Like every GOP-aligned group in the 1990s, IWF also supported efforts to impeach President Clinton, reaching out to Kenneth Starr for legal assistance as early as 1994. Barbara Olson and other IWF-ers helped carry the torch against Bill and Hillary Clinton.
IWF also provided Republicans in Congress with women’s voices to testify against affirmative action, social safety net programs, and gun violence mitigation measures.
As a whole, IWF was focused on combatting a caricature of what it described as “radical feminism.”
Over the past 25 years since the Clarence Thomas hearings, IWF has given a female face and voice to opposing almost every mainstream and common sense protection for equality that’s been advanced — opposing equal pay, paid sick leave, increasing the minimum wage, and protecting women’s reproductive privacy and freedom, and much more — many of which Thomas has also sought to weaken or strike down from the Supreme Court.
Over the years, IWF has not lost its interest in attacking Hill, even though its latest spin is about its supposedly “family-friendly” policies that put Wall Street in the driver’s seat and would take away responsibilities from employers regarding maternity leave, despite overwhelming business support for expanding employer-paid maternity and family leave, as the Center for Media and Democracy recently documented in a story broken by Lydia DiPillis in The Washington Post.
IWF’s kind of outlier, free-market fundamentalist approach should come as no surprise since IWF and David Koch’s Americans for Prosperity have been close partners—even sharing space and leadership for a number of years—and because the Koch network of billionaires uses an array of vehicles to push an anti-government, anti-science, anti-worker agenda.
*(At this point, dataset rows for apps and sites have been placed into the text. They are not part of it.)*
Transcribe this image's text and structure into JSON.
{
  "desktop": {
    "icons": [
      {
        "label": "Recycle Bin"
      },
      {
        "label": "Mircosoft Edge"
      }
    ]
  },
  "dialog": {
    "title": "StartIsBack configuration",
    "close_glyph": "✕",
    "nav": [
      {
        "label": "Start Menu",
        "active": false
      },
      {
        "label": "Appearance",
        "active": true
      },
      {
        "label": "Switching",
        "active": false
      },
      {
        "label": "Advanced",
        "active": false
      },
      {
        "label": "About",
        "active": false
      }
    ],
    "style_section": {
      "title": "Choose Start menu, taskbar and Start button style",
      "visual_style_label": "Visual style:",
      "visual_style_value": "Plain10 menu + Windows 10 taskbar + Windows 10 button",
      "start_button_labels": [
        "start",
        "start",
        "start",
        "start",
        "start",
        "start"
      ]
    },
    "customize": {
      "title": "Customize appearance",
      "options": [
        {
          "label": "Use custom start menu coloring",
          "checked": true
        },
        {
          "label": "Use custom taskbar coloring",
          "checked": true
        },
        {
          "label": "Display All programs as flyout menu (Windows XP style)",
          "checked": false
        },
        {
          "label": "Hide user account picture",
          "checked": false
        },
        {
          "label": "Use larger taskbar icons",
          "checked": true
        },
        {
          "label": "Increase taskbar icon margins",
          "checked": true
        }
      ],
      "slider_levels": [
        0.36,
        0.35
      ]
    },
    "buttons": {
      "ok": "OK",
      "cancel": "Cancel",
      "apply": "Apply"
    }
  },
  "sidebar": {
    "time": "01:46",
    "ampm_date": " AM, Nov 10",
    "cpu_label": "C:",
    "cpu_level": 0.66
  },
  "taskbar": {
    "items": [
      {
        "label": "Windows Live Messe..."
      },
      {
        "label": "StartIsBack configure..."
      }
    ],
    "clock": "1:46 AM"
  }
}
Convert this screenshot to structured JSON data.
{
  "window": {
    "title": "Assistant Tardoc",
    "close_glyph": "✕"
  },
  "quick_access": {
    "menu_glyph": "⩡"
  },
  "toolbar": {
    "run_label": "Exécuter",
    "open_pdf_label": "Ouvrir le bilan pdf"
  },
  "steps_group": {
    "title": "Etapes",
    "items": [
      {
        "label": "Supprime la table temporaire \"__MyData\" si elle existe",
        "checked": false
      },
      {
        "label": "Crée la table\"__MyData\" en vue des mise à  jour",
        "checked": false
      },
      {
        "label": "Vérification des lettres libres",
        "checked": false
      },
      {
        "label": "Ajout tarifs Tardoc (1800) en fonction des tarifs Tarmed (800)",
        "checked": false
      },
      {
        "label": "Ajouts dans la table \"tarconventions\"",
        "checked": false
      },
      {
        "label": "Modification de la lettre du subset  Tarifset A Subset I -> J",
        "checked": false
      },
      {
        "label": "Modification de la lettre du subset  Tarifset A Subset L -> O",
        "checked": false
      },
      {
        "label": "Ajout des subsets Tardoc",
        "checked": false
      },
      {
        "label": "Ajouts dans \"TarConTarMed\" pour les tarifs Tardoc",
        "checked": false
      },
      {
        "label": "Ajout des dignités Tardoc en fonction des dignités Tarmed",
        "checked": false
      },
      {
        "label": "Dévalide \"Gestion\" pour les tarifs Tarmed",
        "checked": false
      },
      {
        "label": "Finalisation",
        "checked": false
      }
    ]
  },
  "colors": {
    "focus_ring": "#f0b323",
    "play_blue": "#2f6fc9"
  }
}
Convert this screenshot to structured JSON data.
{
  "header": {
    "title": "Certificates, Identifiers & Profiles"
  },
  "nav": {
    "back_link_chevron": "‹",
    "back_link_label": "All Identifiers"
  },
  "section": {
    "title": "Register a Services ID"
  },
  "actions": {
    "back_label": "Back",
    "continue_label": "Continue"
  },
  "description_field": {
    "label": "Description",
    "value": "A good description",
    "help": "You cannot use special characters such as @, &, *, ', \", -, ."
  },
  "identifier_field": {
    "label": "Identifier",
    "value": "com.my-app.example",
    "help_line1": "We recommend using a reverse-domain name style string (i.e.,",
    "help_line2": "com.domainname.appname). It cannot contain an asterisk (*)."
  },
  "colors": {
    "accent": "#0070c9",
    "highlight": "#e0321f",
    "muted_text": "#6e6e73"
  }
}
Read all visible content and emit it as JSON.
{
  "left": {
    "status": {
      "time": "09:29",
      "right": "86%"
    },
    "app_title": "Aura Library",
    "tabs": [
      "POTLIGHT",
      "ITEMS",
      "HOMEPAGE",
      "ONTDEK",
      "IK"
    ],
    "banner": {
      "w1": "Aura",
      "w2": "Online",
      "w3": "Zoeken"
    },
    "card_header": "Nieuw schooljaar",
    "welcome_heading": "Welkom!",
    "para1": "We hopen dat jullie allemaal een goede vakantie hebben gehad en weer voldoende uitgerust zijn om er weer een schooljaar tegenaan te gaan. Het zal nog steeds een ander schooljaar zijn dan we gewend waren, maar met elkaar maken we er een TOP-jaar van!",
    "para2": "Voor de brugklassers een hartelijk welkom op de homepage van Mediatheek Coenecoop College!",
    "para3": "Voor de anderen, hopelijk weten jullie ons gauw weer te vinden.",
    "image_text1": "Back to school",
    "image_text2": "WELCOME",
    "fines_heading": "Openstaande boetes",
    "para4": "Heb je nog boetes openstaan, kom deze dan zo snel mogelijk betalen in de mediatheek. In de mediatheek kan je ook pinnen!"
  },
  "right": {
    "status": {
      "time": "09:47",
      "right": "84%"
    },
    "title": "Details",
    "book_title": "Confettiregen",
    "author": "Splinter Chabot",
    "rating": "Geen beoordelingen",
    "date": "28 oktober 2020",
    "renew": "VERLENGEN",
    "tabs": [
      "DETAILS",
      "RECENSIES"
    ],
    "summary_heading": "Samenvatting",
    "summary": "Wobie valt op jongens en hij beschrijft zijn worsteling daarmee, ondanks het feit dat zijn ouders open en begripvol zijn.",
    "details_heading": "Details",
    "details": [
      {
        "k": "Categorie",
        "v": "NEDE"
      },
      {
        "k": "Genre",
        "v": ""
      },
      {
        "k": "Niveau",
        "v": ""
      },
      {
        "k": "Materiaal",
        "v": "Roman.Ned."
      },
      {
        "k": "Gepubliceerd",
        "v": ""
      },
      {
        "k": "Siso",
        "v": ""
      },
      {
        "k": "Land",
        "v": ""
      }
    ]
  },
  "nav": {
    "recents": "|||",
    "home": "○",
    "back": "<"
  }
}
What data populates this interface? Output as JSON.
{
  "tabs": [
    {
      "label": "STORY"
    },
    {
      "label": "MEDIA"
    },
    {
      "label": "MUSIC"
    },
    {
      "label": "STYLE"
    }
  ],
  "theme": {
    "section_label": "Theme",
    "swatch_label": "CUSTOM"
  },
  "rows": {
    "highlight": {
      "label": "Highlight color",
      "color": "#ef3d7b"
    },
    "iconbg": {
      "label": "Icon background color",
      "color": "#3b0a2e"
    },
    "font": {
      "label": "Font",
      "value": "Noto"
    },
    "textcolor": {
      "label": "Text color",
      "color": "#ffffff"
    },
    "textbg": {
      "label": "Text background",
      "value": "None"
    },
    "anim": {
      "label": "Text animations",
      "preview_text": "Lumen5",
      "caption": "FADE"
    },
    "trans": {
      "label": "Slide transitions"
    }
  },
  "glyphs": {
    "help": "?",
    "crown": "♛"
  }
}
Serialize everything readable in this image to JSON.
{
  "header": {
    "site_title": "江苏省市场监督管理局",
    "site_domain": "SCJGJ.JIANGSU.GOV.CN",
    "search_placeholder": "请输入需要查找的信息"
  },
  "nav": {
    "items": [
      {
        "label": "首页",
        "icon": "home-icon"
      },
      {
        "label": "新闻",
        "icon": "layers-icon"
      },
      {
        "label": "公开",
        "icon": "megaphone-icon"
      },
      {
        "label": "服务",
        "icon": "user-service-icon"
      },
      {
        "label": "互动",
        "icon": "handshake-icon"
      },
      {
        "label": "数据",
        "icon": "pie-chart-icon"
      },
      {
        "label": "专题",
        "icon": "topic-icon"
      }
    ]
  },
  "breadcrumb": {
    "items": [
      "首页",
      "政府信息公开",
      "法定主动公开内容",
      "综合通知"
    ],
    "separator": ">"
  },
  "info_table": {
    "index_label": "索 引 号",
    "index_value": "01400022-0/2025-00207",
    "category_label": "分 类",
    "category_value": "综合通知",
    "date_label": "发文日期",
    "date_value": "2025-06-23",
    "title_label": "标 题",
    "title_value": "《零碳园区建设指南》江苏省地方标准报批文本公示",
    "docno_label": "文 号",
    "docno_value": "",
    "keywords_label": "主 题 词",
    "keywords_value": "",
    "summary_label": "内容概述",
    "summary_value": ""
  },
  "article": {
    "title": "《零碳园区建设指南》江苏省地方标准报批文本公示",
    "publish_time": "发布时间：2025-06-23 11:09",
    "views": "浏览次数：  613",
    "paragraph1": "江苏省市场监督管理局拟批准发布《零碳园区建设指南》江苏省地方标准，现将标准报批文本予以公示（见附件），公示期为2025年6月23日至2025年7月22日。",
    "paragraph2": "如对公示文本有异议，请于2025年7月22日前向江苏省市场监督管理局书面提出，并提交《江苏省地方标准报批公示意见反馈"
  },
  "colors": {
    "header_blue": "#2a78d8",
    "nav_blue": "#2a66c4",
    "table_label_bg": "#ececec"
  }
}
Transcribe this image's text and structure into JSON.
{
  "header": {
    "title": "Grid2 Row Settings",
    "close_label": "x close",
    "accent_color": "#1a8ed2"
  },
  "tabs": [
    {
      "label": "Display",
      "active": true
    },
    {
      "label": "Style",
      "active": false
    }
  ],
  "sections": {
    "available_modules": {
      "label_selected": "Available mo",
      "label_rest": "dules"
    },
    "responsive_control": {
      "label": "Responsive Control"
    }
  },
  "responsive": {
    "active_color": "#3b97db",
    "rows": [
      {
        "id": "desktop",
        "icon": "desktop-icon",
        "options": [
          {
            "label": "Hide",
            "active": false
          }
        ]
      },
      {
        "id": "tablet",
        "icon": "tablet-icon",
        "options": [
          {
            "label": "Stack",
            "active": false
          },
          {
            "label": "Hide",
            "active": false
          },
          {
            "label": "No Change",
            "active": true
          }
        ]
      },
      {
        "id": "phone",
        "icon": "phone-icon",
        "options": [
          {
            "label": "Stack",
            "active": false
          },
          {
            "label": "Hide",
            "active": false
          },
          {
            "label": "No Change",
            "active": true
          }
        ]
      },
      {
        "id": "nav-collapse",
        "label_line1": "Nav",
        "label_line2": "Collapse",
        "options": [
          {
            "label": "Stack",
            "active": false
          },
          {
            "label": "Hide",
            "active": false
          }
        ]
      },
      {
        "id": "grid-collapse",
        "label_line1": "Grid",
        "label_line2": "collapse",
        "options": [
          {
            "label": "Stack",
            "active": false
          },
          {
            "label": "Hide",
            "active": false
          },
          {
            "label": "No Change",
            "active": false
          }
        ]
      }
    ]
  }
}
But the claim that IWF is merely a “right-leaning think tank,” given its legacy and extreme positions, ignores the history of a group that began with efforts to discredit Anita Hill and that continues to traffic in denial and disdain, despite the evidence that has mounted against so many of its claims.